Swift became a poster child for a working mother's difficulty in achieving the correct work/family balance. Maternity -- not policy -- defined her stint on Beacon Hill, along with questions about how she could manage the acting governor's job while commuting home to her family at the western end of Massachusetts.
Much of the so-called analysis of the Swift administration revolved around the acting governor's physical characteristics, during and after pregnancy. Another favorite media topic was her marriage to a contractor, not a power-broker, who opted to become a stay-at-home dad. That being said, Swift did make mistakes, most notably involving the Turnpike Authority. At the same time, she was never given credit for the tough budget-cutting decisions she was forced to make after Cellucci left town.
And listening to speakers at this week's portrait unveiling ceremony, it is also clear that Massachusetts voters never got to know the woman described by Cellucci and Swift's former state Senate colleagues as determined, serious, and policy-driven.
As acting governor, Swift couldn't shake her image as a political lightweight, and some of the criticism was her own fault. She ultimately dropped out of the governor's race in 2002. Her decision cleared the path for Mitt Romney to gain the GOP nomination and then the corner office.
Romney attended the portrait unveiling, but declined a speaking role. Lieutenant Governor Kerry Healey, who is poised to become the GOP gubernatorial nominee in 2006, was invited to attend but did not.
The current lieutenant governor tells people she is ''no Jane Swift." She will find out soon enough that being thin, blonde, and rich lends itself to other types of gender-related bias and analysis.

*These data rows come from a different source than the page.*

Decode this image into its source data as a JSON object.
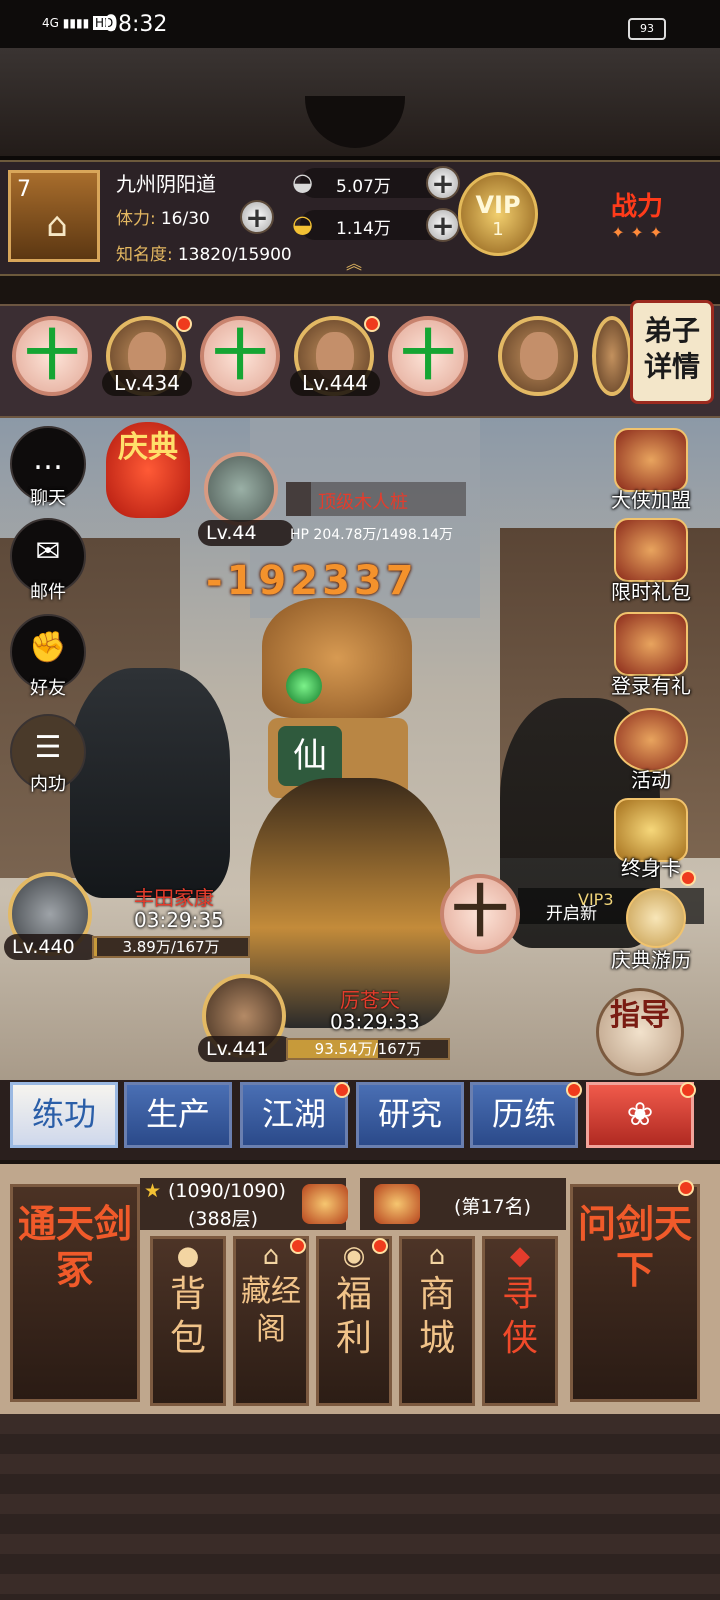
{
  "status_bar": {
    "network": "4G",
    "hd": "HD",
    "time": "08:32",
    "battery": "93"
  },
  "player": {
    "level": "7",
    "name": "九州阴阳道",
    "stamina_label": "体力:",
    "stamina_value": "16/30",
    "fame_label": "知名度:",
    "fame_value": "13820/15900",
    "silver": "5.07万",
    "gold": "1.14万",
    "vip_label": "VIP",
    "vip_level": "1",
    "power_label": "战力"
  },
  "team": {
    "slots": [
      {
        "type": "empty",
        "symbol": "十"
      },
      {
        "type": "hero",
        "level": "Lv.434"
      },
      {
        "type": "empty",
        "symbol": "十"
      },
      {
        "type": "hero",
        "level": "Lv.444"
      },
      {
        "type": "empty",
        "symbol": "十"
      },
      {
        "type": "hero",
        "level": ""
      }
    ],
    "disciple_button": "弟子详情"
  },
  "left_menu": [
    {
      "label": "聊天",
      "icon": "chat-icon"
    },
    {
      "label": "邮件",
      "icon": "mail-icon"
    },
    {
      "label": "好友",
      "icon": "friends-icon"
    },
    {
      "label": "内功",
      "icon": "inner-power-icon"
    }
  ],
  "celebration_badge": "庆典",
  "right_menu": [
    {
      "label": "大侠加盟",
      "icon": "hero-join-icon"
    },
    {
      "label": "限时礼包",
      "icon": "limited-gift-icon"
    },
    {
      "label": "登录有礼",
      "icon": "login-gift-icon"
    },
    {
      "label": "活动",
      "icon": "event-icon"
    },
    {
      "label": "终身卡",
      "icon": "lifetime-card-icon"
    },
    {
      "label": "庆典游历",
      "icon": "celebration-travel-icon"
    }
  ],
  "vip_promo": {
    "vip": "VIP3",
    "text": "开启新"
  },
  "enemy": {
    "name": "顶级木人桩",
    "level": "Lv.44",
    "hp": "HP 204.78万/1498.14万",
    "hp_fraction": 0.137
  },
  "damage": "-192337",
  "toad_badge": "仙",
  "fighters": [
    {
      "name": "丰田家康",
      "timer": "03:29:35",
      "level": "Lv.440",
      "hp": "3.89万/167万",
      "hp_fraction": 0.023
    },
    {
      "name": "厉苍天",
      "timer": "03:29:33",
      "level": "Lv.441",
      "hp": "93.54万/167万",
      "hp_fraction": 0.56
    }
  ],
  "add_fighter_symbol": "十",
  "guide_button": "指导",
  "tabs": [
    {
      "label": "练功",
      "active": true
    },
    {
      "label": "生产",
      "active": false
    },
    {
      "label": "江湖",
      "active": false
    },
    {
      "label": "研究",
      "active": false
    },
    {
      "label": "历练",
      "active": false
    }
  ],
  "bottom": {
    "left_banner": "通天剑冢",
    "right_banner": "问剑天下",
    "progress": "(1090/1090)",
    "floor": "(388层)",
    "rank": "(第17名)",
    "buttons": [
      {
        "label": "背包",
        "icon": "bag-icon",
        "glyph": "●"
      },
      {
        "label": "藏经阁",
        "icon": "library-icon",
        "glyph": "⌂"
      },
      {
        "label": "福利",
        "icon": "welfare-icon",
        "glyph": "◉"
      },
      {
        "label": "商城",
        "icon": "shop-icon",
        "glyph": "⌂"
      },
      {
        "label": "寻侠",
        "icon": "seek-hero-icon",
        "glyph": "◆"
      }
    ]
  },
  "colors": {
    "accent_gold": "#e4b861",
    "tab_blue": "#2b4a8a",
    "enemy_red": "#e43c2c",
    "damage_orange": "#f4922c"
  }
}
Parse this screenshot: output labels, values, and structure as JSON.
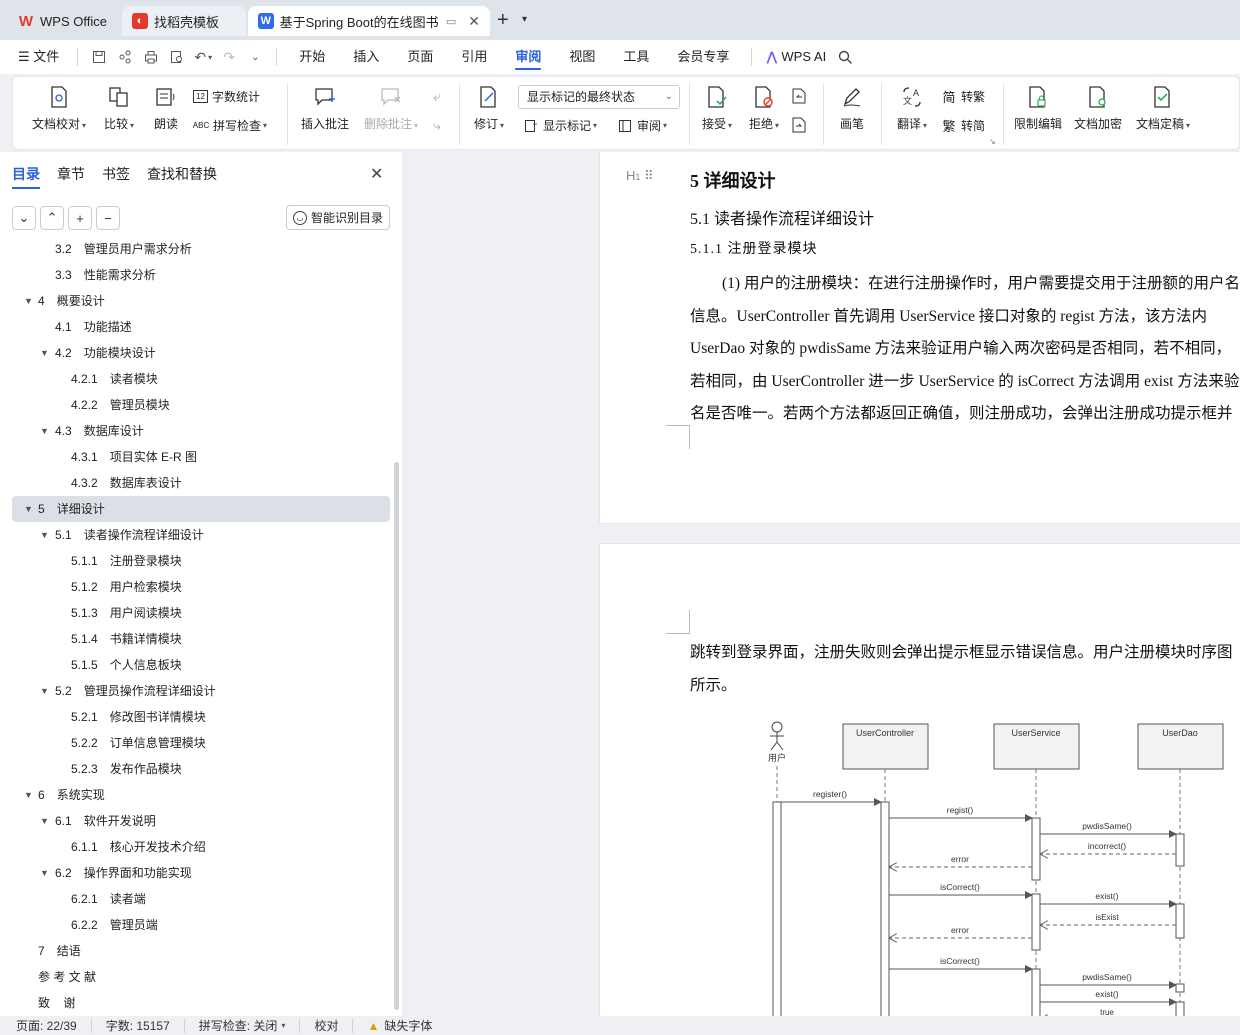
{
  "tabs": [
    {
      "label": "WPS Office",
      "icon": "wps-logo-icon"
    },
    {
      "label": "找稻壳模板",
      "icon": "daoke-icon"
    },
    {
      "label": "基于Spring Boot的在线图书",
      "icon": "writer-icon"
    }
  ],
  "menubar": {
    "file": "文件",
    "items": [
      "开始",
      "插入",
      "页面",
      "引用",
      "审阅",
      "视图",
      "工具",
      "会员专享"
    ],
    "active": "审阅",
    "ai": "WPS AI"
  },
  "ribbon": {
    "proofread": "文档校对",
    "compare": "比较",
    "read_aloud": "朗读",
    "word_count": "字数统计",
    "spell_check": "拼写检查",
    "insert_comment": "插入批注",
    "delete_comment": "删除批注",
    "revise": "修订",
    "markup_state": "显示标记的最终状态",
    "show_markup": "显示标记",
    "review": "审阅",
    "accept": "接受",
    "reject": "拒绝",
    "pen": "画笔",
    "translate": "翻译",
    "to_traditional": "转繁",
    "to_simplified": "转简",
    "restrict_edit": "限制编辑",
    "encrypt": "文档加密",
    "finalize": "文档定稿"
  },
  "sidebar": {
    "tabs": [
      "目录",
      "章节",
      "书签",
      "查找和替换"
    ],
    "smart_toc": "智能识别目录",
    "toc": [
      {
        "num": "3.2",
        "title": "管理员用户需求分析",
        "level": 2,
        "arrow": false
      },
      {
        "num": "3.3",
        "title": "性能需求分析",
        "level": 2,
        "arrow": false
      },
      {
        "num": "4",
        "title": "概要设计",
        "level": 1,
        "arrow": true
      },
      {
        "num": "4.1",
        "title": "功能描述",
        "level": 2,
        "arrow": false
      },
      {
        "num": "4.2",
        "title": "功能模块设计",
        "level": 2,
        "arrow": true
      },
      {
        "num": "4.2.1",
        "title": "读者模块",
        "level": 3,
        "arrow": false
      },
      {
        "num": "4.2.2",
        "title": "管理员模块",
        "level": 3,
        "arrow": false
      },
      {
        "num": "4.3",
        "title": "数据库设计",
        "level": 2,
        "arrow": true
      },
      {
        "num": "4.3.1",
        "title": "项目实体 E-R 图",
        "level": 3,
        "arrow": false
      },
      {
        "num": "4.3.2",
        "title": "数据库表设计",
        "level": 3,
        "arrow": false
      },
      {
        "num": "5",
        "title": "详细设计",
        "level": 1,
        "arrow": true,
        "selected": true
      },
      {
        "num": "5.1",
        "title": "读者操作流程详细设计",
        "level": 2,
        "arrow": true
      },
      {
        "num": "5.1.1",
        "title": "注册登录模块",
        "level": 3,
        "arrow": false
      },
      {
        "num": "5.1.2",
        "title": "用户检索模块",
        "level": 3,
        "arrow": false
      },
      {
        "num": "5.1.3",
        "title": "用户阅读模块",
        "level": 3,
        "arrow": false
      },
      {
        "num": "5.1.4",
        "title": "书籍详情模块",
        "level": 3,
        "arrow": false
      },
      {
        "num": "5.1.5",
        "title": "个人信息板块",
        "level": 3,
        "arrow": false
      },
      {
        "num": "5.2",
        "title": "管理员操作流程详细设计",
        "level": 2,
        "arrow": true
      },
      {
        "num": "5.2.1",
        "title": "修改图书详情模块",
        "level": 3,
        "arrow": false
      },
      {
        "num": "5.2.2",
        "title": "订单信息管理模块",
        "level": 3,
        "arrow": false
      },
      {
        "num": "5.2.3",
        "title": "发布作品模块",
        "level": 3,
        "arrow": false
      },
      {
        "num": "6",
        "title": "系统实现",
        "level": 1,
        "arrow": true
      },
      {
        "num": "6.1",
        "title": "软件开发说明",
        "level": 2,
        "arrow": true
      },
      {
        "num": "6.1.1",
        "title": "核心开发技术介绍",
        "level": 3,
        "arrow": false
      },
      {
        "num": "6.2",
        "title": "操作界面和功能实现",
        "level": 2,
        "arrow": true
      },
      {
        "num": "6.2.1",
        "title": "读者端",
        "level": 3,
        "arrow": false
      },
      {
        "num": "6.2.2",
        "title": "管理员端",
        "level": 3,
        "arrow": false
      },
      {
        "num": "7",
        "title": "结语",
        "level": 1,
        "arrow": false
      },
      {
        "num": "",
        "title": "参 考 文 献",
        "level": 1,
        "arrow": false
      },
      {
        "num": "",
        "title": "致    谢",
        "level": 1,
        "arrow": false
      }
    ]
  },
  "document": {
    "heading1": "5   详细设计",
    "heading2": "5.1   读者操作流程详细设计",
    "heading3": "5.1.1   注册登录模块",
    "para1_lines": [
      "(1) 用户的注册模块：在进行注册操作时，用户需要提交用于注册额的用户名",
      "信息。UserController 首先调用 UserService 接口对象的 regist 方法，该方法内",
      "UserDao 对象的 pwdisSame 方法来验证用户输入两次密码是否相同，若不相同，",
      "若相同，由 UserController 进一步 UserService 的 isCorrect 方法调用 exist 方法来验",
      "名是否唯一。若两个方法都返回正确值，则注册成功，会弹出注册成功提示框并"
    ],
    "para2_lines": [
      "跳转到登录界面，注册失败则会弹出提示框显示错误信息。用户注册模块时序图",
      "所示。"
    ],
    "diagram": {
      "actors": [
        "用户",
        "UserController",
        "UserService",
        "UserDao"
      ],
      "messages": [
        "register()",
        "regist()",
        "pwdisSame()",
        "incorrect()",
        "error",
        "isCorrect()",
        "exist()",
        "isExist",
        "error",
        "isCorrect()",
        "pwdisSame()",
        "exist()",
        "true"
      ]
    }
  },
  "status": {
    "page": "页面: 22/39",
    "words": "字数: 15157",
    "spell": "拼写检查: 关闭",
    "proof": "校对",
    "missing_font": "缺失字体"
  },
  "colors": {
    "accent": "#2a62d8",
    "wps_red": "#e23b2e",
    "writer_blue": "#2f6bf0"
  }
}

As former New Jersey Governor Christine Todd Whitman said during remarks honoring Swift, when a woman runs for office, ''the standards aren't always the same. . . . The questions aren't always the same."
Cellucci noted that future female candidates ''will be better off" because of Swift's role as ''Her Excellency." That will be true only if, instead of disdaining Swift, any future female candidates understand the pressures she withstood as trailblazer. Without such empathy, it will be a long time before a portrait is unveiled of the first woman to be elected governor of Massachusetts.
Stepping up for Steppin' Out: Ruth Ellen Fitch, who recently celebrated her first anniversary as CEO of Dimock Community Health Center in Roxbury, is preparing to preside over the 18th annual ''Steppin' Out" gala. The Nov. 5 event is the primary fund-raiser for the Dimock, which serves more than 40,000 underprivileged Bostonians annually, regardless of ability to pay. In a city known for proper fund-raisers, this one rocks with jazz, diversity, and vitality.
This year, Steppin' Out is back at the Sheraton Boston; event organizers aim for $1 million, a goal essential to the Dimock's operating bottom line. ''This is truly a celebration of all the people who come together to support the Boston community of Roxbury," said one of the event's cochairs, Carol Wilgus of Pyramid Radio Inc. For information, go to www.dimock.org.
Joan Vennochi's e-mail address is email@example.com.